Nevada’s Clark County School District has accelerated its plans to bring back international students and resume in-person learning, after an increase in the number of students’ suicides.
A total of 326,000 students are so far enrolled at Nevada’s Clark County School District, making it the fifth-largest district in the United States, Erudera College News reports. Since March last year, these students have been holding classes remotely.
Following the events, a school official told CNN that within nine months there have been 19 suicides marked in the district, whereas one year earlier, there were only nine suicide registered.
According to data, between March 16 and June 30, six students died by suicide, while a total of 12 students died only during July 1 and December 31.
However, there isn’t yet any official information that the cause of suicides is linked with remote learning.
In the meantime, earlier this month, there was one more death registered, the district official told CNN on Monday.
As a result, during a meeting held on January 14, 2021, the Clark County Board of Trustees voted unanimously to return students for face-to-face lessons.
A district’s early warning system helps to keep an eye of students’ mental health. The latter has so far provided students over 4,300 virtual wellness checks and more than 1,400 in-person checks.
According to a report published by the district, since March 2020, the suicides protocols were issued 30 times. The same report also points out the stress that online learning has been causing students during their academic development, which states that 90,4 per cent of schools have given more Fs this year compared to a year before. Also, 77.2 per cent of schools gave more Ds this year than the previous year.
A group of researchers have alerted in October about the consequences that COVID-19 might have on an individual’s mental health, stating that the second wave of health issues increased suicides and deaths from drug overdoses.

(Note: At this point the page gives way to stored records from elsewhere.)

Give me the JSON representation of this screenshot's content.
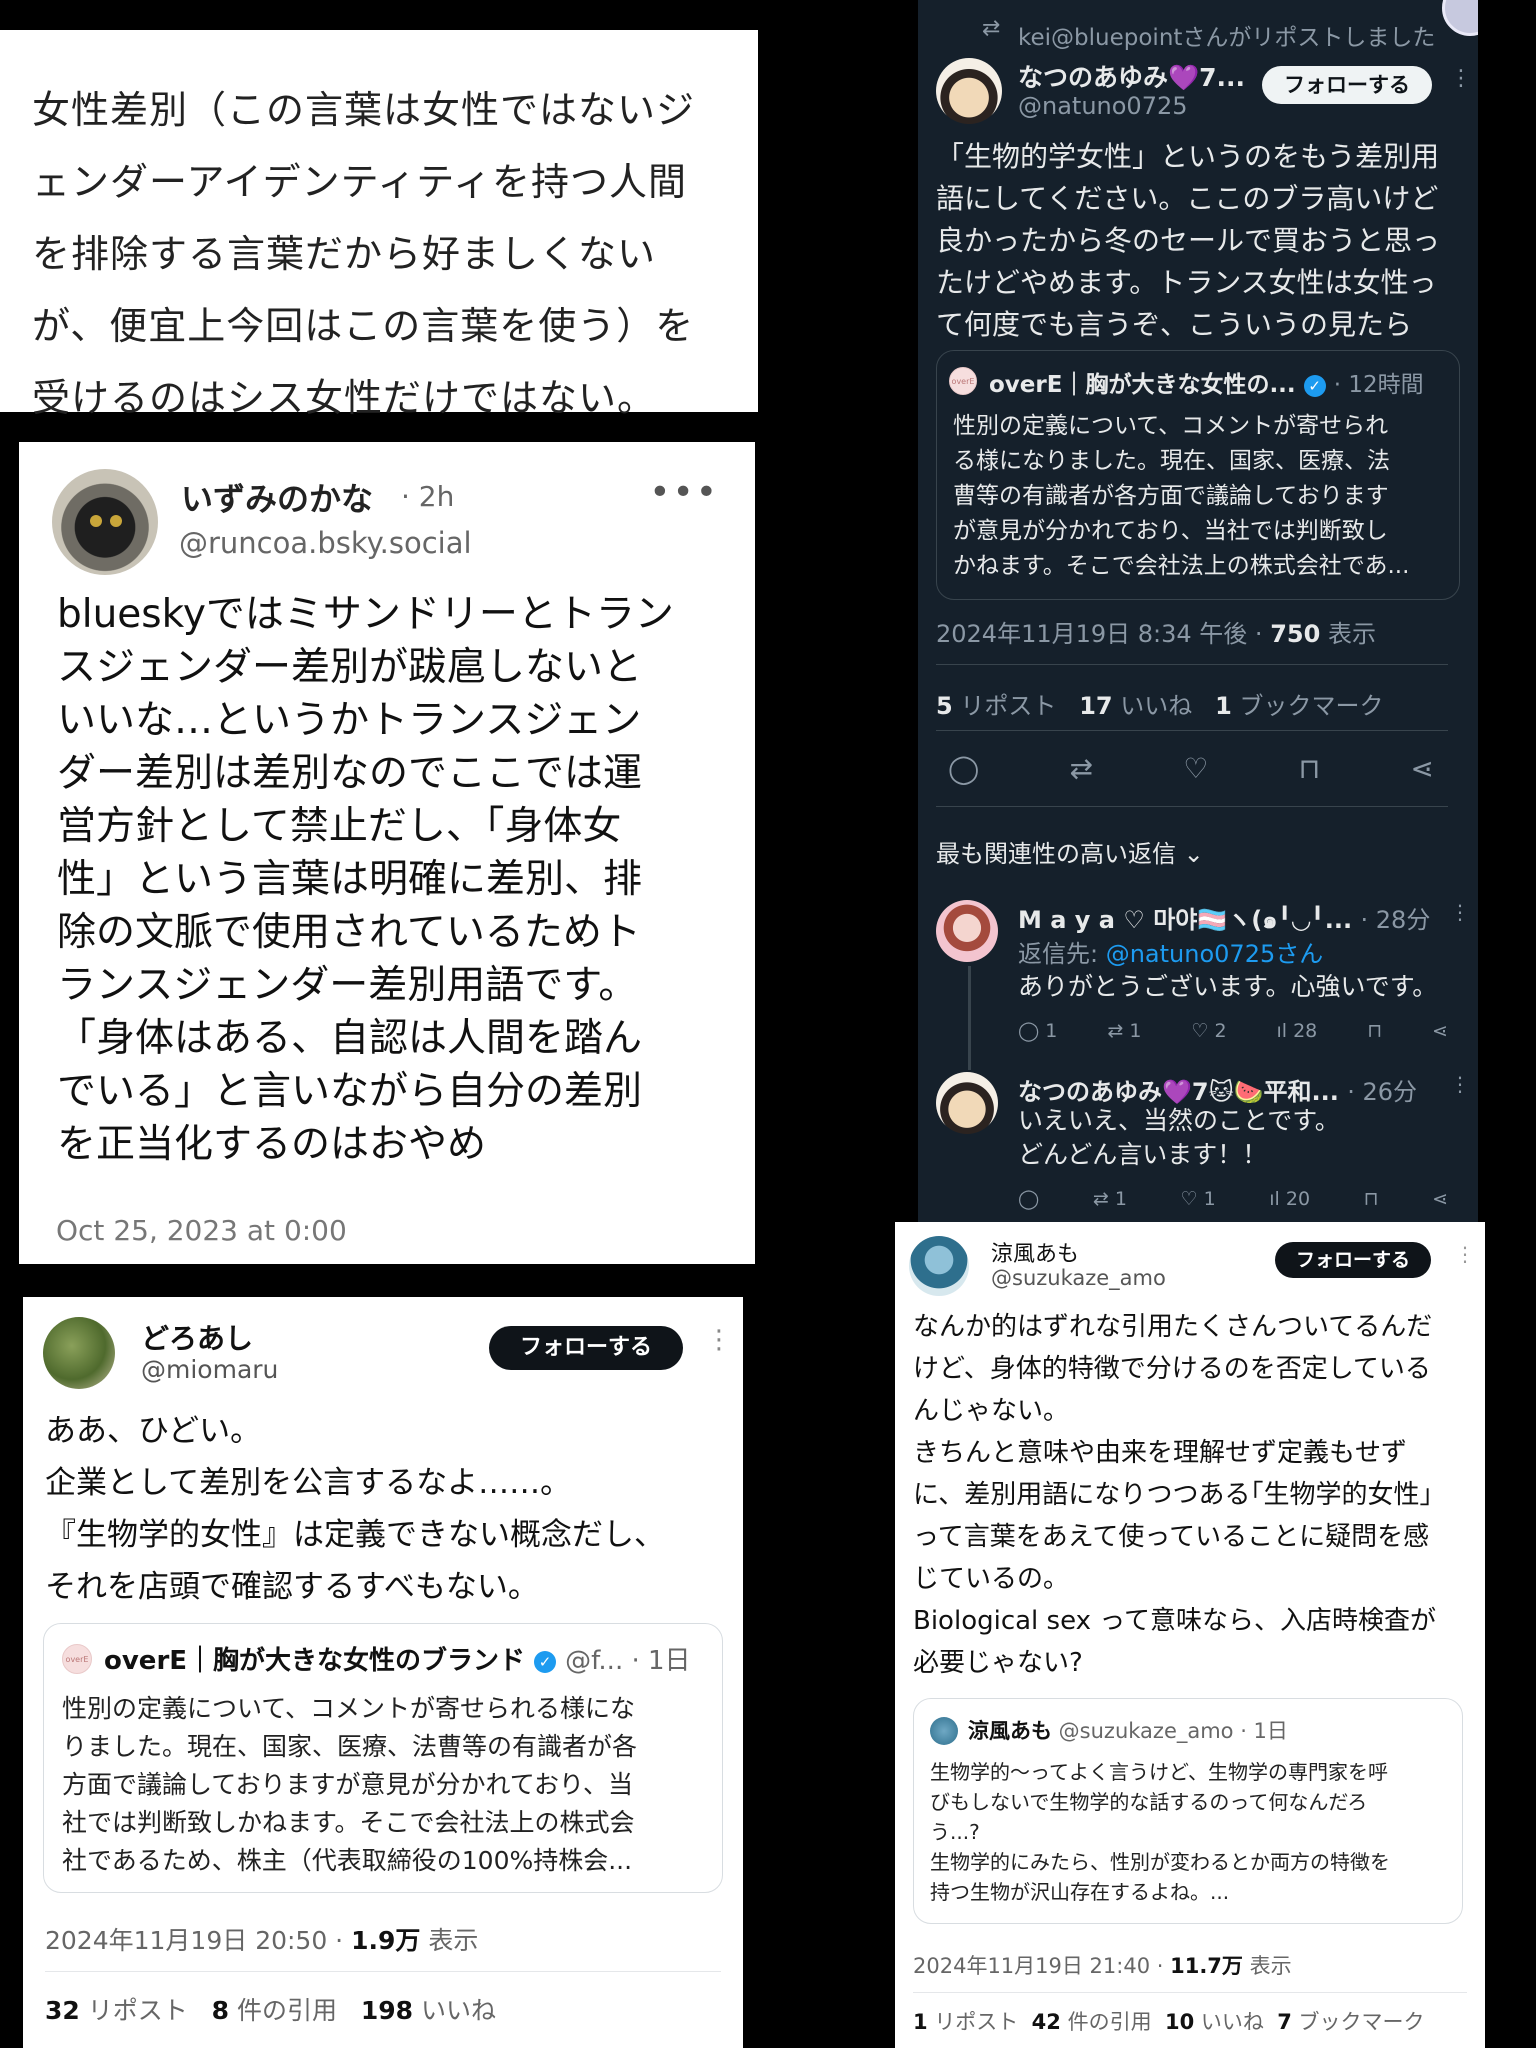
{
  "article_excerpt": {
    "lines": [
      "女性差別（この言葉は女性ではないジ",
      "ェンダーアイデンティティを持つ人間",
      "を排除する言葉だから好ましくない",
      "が、便宜上今回はこの言葉を使う）を",
      "受けるのはシス女性だけではない。"
    ]
  },
  "bluesky_post": {
    "name": "いずみのかな",
    "time": "· 2h",
    "handle": "@runcoa.bsky.social",
    "more": "•••",
    "body_lines": [
      "blueskyではミサンドリーとトラン",
      "スジェンダー差別が跋扈しないと",
      "いいな…というかトランスジェン",
      "ダー差別は差別なのでここでは運",
      "営方針として禁止だし、「身体女",
      "性」という言葉は明確に差別、排",
      "除の文脈で使用されているためト",
      "ランスジェンダー差別用語です。",
      "「身体はある、自認は人間を踏ん",
      "でいる」と言いながら自分の差別",
      "を正当化するのはおやめ"
    ],
    "date": "Oct 25, 2023 at 0:00"
  },
  "x_post_doroashi": {
    "name": "どろあし",
    "handle": "@miomaru",
    "follow_label": "フォローする",
    "kebab": "⋮",
    "body_lines": [
      "ああ、ひどい。",
      "企業として差別を公言するなよ……。",
      "『生物学的女性』は定義できない概念だし、",
      "それを店頭で確認するすべもない。"
    ],
    "quote": {
      "logo_text": "overE",
      "author": "overE｜胸が大きな女性のブランド",
      "verified": "✓",
      "handle_time": "@f... · 1日",
      "body_lines": [
        "性別の定義について、コメントが寄せられる様にな",
        "りました。現在、国家、医療、法曹等の有識者が各",
        "方面で議論しておりますが意見が分かれており、当",
        "社では判断致しかねます。そこで会社法上の株式会",
        "社であるため、株主（代表取締役の100%持株会..."
      ]
    },
    "timestamp": "2024年11月19日 20:50 · ",
    "views_count": "1.9万",
    "views_label": " 表示",
    "stats": [
      {
        "count": "32",
        "label": "リポスト"
      },
      {
        "count": "8",
        "label": "件の引用"
      },
      {
        "count": "198",
        "label": "いいね"
      }
    ]
  },
  "x_post_natsuno": {
    "repost_icon": "⇄",
    "repost_text": "kei@bluepointさんがリポストしました",
    "name": "なつのあゆみ💜7...",
    "handle": "@natuno0725",
    "follow_label": "フォローする",
    "kebab": "⋮",
    "body_lines": [
      "「生物的学女性」というのをもう差別用",
      "語にしてください。ここのブラ高いけど",
      "良かったから冬のセールで買おうと思っ",
      "たけどやめます。トランス女性は女性っ",
      "て何度でも言うぞ、こういうの見たら"
    ],
    "quote": {
      "logo_text": "overE",
      "author": "overE｜胸が大きな女性の...",
      "verified": "✓",
      "time": "· 12時間",
      "body_lines": [
        "性別の定義について、コメントが寄せられ",
        "る様になりました。現在、国家、医療、法",
        "曹等の有識者が各方面で議論しております",
        "が意見が分かれており、当社では判断致し",
        "かねます。そこで会社法上の株式会社であ..."
      ]
    },
    "timestamp": "2024年11月19日 8:34 午後 · ",
    "views_count": "750",
    "views_label": " 表示",
    "stats": [
      {
        "count": "5",
        "label": "リポスト"
      },
      {
        "count": "17",
        "label": "いいね"
      },
      {
        "count": "1",
        "label": "ブックマーク"
      }
    ],
    "actions": [
      "reply-icon",
      "repost-icon",
      "like-icon",
      "bookmark-icon",
      "share-icon"
    ],
    "action_glyphs": [
      "◯",
      "⇄",
      "♡",
      "⊓",
      "⋖"
    ],
    "sort_label": "最も関連性の高い返信 ⌄",
    "replies": [
      {
        "name": "M a y a ♡ 마야🏳️‍⚧️ヽ(๑╹◡╹... ",
        "time": "· 28分",
        "to_label": "返信先: ",
        "to_handle": "@natuno0725さん",
        "text_lines": [
          "ありがとうございます。心強いです。"
        ],
        "counts": {
          "reply": "◯ 1",
          "repost": "⇄ 1",
          "like": "♡ 2",
          "views": "ıl 28",
          "bookmark": "⊓",
          "share": "⋖"
        }
      },
      {
        "name": "なつのあゆみ💜7🐱🍉平和... ",
        "time": "· 26分",
        "text_lines": [
          "いえいえ、当然のことです。",
          "どんどん言います！！"
        ],
        "counts": {
          "reply": "◯",
          "repost": "⇄ 1",
          "like": "♡ 1",
          "views": "ıl 20",
          "bookmark": "⊓",
          "share": "⋖"
        }
      }
    ]
  },
  "x_post_suzukaze": {
    "name": "涼風あも",
    "handle": "@suzukaze_amo",
    "follow_label": "フォローする",
    "kebab": "⋮",
    "body_lines": [
      "なんか的はずれな引用たくさんついてるんだ",
      "けど、身体的特徴で分けるのを否定している",
      "んじゃない。",
      "きちんと意味や由来を理解せず定義もせず",
      "に、差別用語になりつつある｢生物学的女性｣",
      "って言葉をあえて使っていることに疑問を感",
      "じているの。",
      "Biological sex って意味なら、入店時検査が",
      "必要じゃない?"
    ],
    "quote": {
      "author": "涼風あも",
      "handle_time": " @suzukaze_amo · 1日",
      "body_lines": [
        "生物学的〜ってよく言うけど、生物学の専門家を呼",
        "びもしないで生物学的な話するのって何なんだろ",
        "う...?",
        "生物学的にみたら、性別が変わるとか両方の特徴を",
        "持つ生物が沢山存在するよね。..."
      ]
    },
    "timestamp": "2024年11月19日 21:40 · ",
    "views_count": "11.7万",
    "views_label": " 表示",
    "stats": [
      {
        "count": "1",
        "label": "リポスト"
      },
      {
        "count": "42",
        "label": "件の引用"
      },
      {
        "count": "10",
        "label": "いいね"
      },
      {
        "count": "7",
        "label": "ブックマーク"
      }
    ]
  }
}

Several teachers in the US have died after becoming infected with COVID-19, which is among the reasons why they have preferred to switch all classes to the online version.